[Dataset rows describing interfaces]
▼▼▼

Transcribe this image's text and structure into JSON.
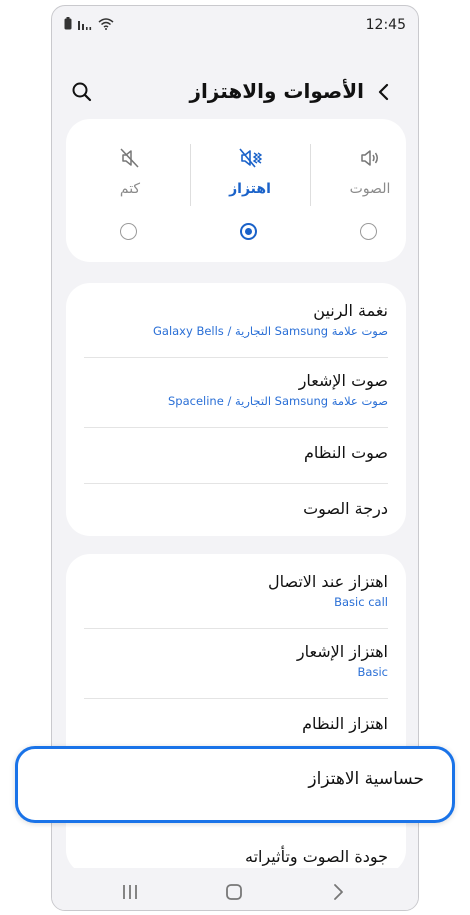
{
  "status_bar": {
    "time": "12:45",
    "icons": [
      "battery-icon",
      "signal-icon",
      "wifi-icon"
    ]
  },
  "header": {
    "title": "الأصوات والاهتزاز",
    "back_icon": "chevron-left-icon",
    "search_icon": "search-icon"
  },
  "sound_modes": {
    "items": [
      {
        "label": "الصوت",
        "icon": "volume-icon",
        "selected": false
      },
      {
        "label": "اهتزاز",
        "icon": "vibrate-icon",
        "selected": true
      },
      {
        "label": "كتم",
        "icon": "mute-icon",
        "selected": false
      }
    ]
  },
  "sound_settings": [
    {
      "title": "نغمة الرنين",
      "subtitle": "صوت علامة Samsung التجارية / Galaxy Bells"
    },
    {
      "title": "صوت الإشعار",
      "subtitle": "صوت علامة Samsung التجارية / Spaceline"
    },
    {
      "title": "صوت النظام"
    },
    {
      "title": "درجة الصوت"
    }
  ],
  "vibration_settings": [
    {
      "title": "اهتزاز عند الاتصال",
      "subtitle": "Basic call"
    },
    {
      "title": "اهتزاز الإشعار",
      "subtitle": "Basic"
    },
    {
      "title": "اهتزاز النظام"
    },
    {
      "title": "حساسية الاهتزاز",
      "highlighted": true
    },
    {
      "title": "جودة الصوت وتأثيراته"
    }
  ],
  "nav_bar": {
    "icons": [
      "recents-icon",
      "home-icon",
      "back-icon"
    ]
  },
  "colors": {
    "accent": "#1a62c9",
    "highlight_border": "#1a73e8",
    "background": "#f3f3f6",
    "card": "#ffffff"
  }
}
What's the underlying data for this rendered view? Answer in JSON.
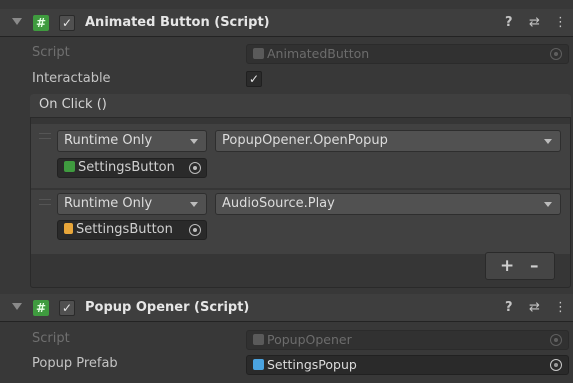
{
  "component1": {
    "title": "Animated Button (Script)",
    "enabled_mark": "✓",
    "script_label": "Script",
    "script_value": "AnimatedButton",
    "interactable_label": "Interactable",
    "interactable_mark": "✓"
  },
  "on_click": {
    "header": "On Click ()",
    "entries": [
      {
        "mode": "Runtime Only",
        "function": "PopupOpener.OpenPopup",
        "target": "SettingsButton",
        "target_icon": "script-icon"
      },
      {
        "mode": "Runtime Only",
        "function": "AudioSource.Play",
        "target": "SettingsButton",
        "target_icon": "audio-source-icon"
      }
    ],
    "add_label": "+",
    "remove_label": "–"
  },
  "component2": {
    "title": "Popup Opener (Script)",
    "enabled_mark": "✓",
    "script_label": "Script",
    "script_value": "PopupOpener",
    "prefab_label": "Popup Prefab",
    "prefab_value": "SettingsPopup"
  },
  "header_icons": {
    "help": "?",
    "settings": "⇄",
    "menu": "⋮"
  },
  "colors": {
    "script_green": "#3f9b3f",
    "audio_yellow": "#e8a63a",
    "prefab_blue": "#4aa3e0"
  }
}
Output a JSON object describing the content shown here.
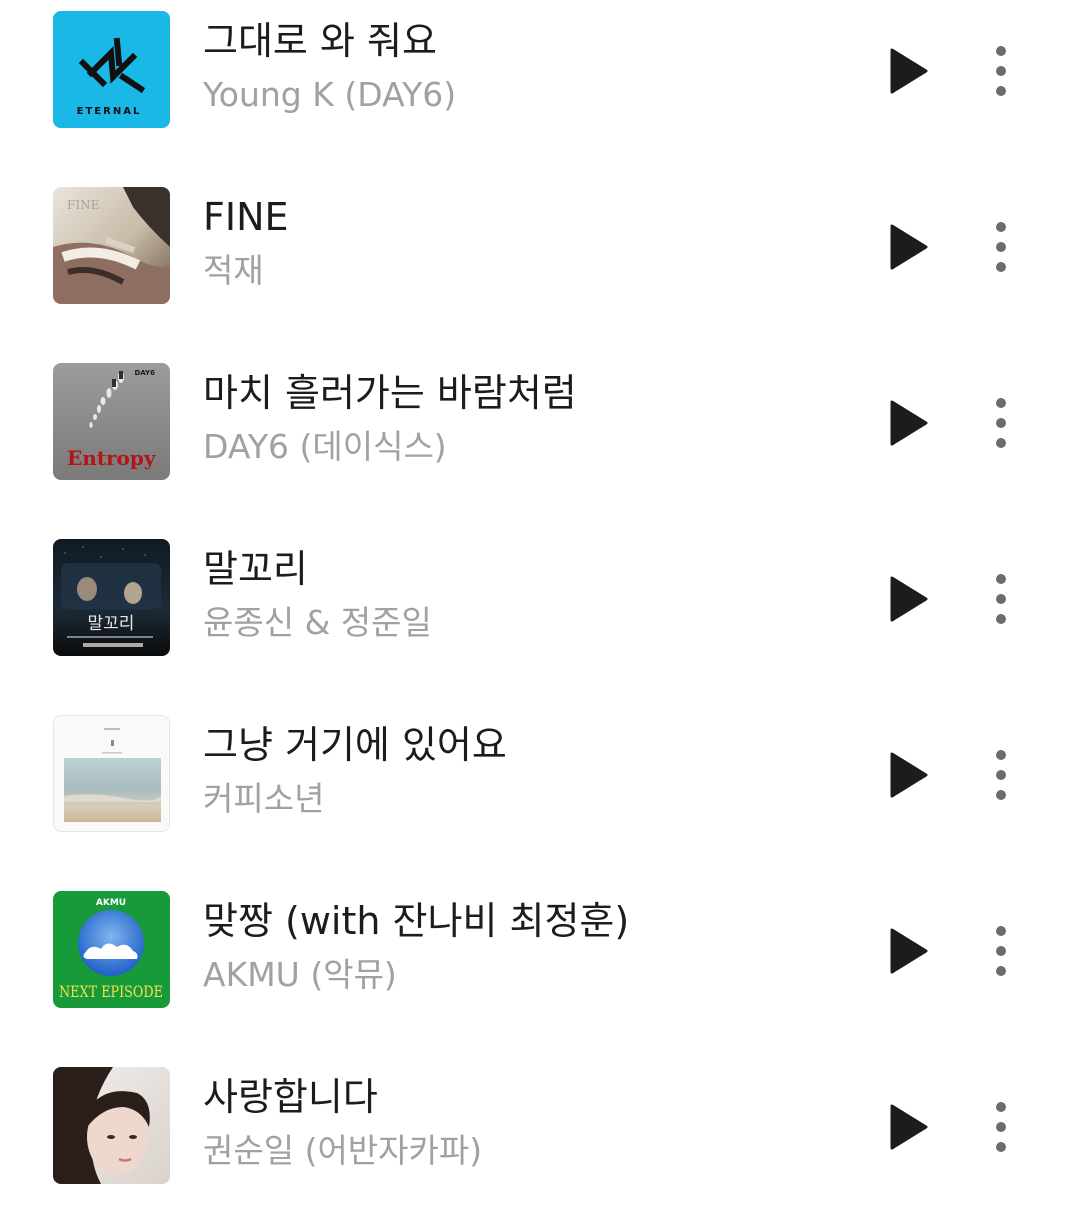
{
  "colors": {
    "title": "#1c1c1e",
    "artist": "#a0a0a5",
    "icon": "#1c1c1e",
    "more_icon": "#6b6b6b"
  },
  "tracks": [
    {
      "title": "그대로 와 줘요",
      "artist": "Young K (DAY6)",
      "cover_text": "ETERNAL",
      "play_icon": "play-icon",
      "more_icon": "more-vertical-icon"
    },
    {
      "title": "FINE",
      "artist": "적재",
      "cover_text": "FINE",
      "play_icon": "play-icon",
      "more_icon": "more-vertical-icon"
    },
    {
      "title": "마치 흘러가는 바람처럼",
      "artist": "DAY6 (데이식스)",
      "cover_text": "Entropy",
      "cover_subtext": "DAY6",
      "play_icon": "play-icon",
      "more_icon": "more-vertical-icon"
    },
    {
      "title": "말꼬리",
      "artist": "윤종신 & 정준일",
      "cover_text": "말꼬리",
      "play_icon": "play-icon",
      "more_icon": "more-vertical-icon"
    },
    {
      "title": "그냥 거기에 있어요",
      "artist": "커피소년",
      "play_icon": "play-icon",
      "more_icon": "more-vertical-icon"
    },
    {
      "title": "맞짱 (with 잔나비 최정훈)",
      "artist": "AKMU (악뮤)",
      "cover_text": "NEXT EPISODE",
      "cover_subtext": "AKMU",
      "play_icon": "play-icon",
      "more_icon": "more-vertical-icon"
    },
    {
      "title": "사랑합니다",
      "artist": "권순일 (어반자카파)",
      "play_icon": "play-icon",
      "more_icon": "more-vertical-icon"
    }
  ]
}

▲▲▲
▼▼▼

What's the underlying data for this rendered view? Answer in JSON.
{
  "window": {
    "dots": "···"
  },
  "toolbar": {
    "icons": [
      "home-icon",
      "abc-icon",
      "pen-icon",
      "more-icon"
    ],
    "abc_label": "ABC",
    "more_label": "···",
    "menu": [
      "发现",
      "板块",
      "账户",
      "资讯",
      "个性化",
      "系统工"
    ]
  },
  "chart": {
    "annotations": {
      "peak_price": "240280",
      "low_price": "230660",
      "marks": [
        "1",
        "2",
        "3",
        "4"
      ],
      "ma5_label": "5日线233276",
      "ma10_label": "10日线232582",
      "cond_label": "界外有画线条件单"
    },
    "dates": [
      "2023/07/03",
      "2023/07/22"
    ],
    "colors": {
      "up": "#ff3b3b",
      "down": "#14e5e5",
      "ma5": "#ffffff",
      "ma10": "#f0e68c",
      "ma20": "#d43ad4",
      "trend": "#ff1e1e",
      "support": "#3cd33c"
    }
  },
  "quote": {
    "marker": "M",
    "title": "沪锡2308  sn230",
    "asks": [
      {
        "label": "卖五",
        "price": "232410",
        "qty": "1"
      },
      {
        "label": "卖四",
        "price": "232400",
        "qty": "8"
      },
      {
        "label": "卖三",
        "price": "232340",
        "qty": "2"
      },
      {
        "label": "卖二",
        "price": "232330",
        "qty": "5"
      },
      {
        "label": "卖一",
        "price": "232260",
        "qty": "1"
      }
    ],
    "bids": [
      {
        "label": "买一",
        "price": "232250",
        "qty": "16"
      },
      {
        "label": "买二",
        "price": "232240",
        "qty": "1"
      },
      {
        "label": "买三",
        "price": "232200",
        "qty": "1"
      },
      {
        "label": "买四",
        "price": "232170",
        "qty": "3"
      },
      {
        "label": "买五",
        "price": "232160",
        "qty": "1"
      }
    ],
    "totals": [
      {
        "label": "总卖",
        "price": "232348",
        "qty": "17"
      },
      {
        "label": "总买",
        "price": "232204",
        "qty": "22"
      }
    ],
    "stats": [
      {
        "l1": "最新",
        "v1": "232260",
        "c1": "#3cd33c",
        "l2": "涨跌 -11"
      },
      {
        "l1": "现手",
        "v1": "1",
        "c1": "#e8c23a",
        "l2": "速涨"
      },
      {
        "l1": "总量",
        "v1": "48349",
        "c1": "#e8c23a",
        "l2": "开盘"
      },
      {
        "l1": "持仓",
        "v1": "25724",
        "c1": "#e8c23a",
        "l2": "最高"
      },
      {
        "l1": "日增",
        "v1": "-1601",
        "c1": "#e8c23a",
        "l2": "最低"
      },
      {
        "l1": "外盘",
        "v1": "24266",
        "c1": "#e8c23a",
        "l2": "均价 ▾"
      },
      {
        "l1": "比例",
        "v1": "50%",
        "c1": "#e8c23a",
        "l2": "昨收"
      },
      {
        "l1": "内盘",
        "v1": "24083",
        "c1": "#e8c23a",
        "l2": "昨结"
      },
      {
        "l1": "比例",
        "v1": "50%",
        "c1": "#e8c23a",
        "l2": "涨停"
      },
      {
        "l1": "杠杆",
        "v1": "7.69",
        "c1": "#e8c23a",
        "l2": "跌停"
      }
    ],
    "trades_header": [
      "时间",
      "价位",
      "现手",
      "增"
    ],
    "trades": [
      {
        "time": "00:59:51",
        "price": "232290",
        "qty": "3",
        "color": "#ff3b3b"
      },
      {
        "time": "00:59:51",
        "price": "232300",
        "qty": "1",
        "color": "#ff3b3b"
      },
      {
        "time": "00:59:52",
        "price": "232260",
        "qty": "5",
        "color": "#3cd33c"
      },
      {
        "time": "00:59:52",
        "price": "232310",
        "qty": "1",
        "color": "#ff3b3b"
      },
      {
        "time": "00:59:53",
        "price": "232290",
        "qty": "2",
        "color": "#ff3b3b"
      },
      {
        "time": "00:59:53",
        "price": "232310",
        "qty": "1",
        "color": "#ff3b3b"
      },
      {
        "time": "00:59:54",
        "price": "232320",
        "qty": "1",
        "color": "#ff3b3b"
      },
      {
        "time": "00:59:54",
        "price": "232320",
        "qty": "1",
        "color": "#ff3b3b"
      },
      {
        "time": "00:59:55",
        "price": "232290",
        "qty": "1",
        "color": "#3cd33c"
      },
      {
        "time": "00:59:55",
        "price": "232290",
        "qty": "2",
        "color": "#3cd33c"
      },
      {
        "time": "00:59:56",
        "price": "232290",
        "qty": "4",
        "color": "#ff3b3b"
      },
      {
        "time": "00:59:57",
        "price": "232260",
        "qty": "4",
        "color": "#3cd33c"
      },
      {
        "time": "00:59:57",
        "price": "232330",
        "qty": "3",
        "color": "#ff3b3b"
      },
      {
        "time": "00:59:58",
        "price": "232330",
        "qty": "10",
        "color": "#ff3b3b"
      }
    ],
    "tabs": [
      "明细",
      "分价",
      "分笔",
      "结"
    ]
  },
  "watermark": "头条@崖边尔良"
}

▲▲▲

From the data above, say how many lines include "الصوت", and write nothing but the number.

● **Answer for the task**
3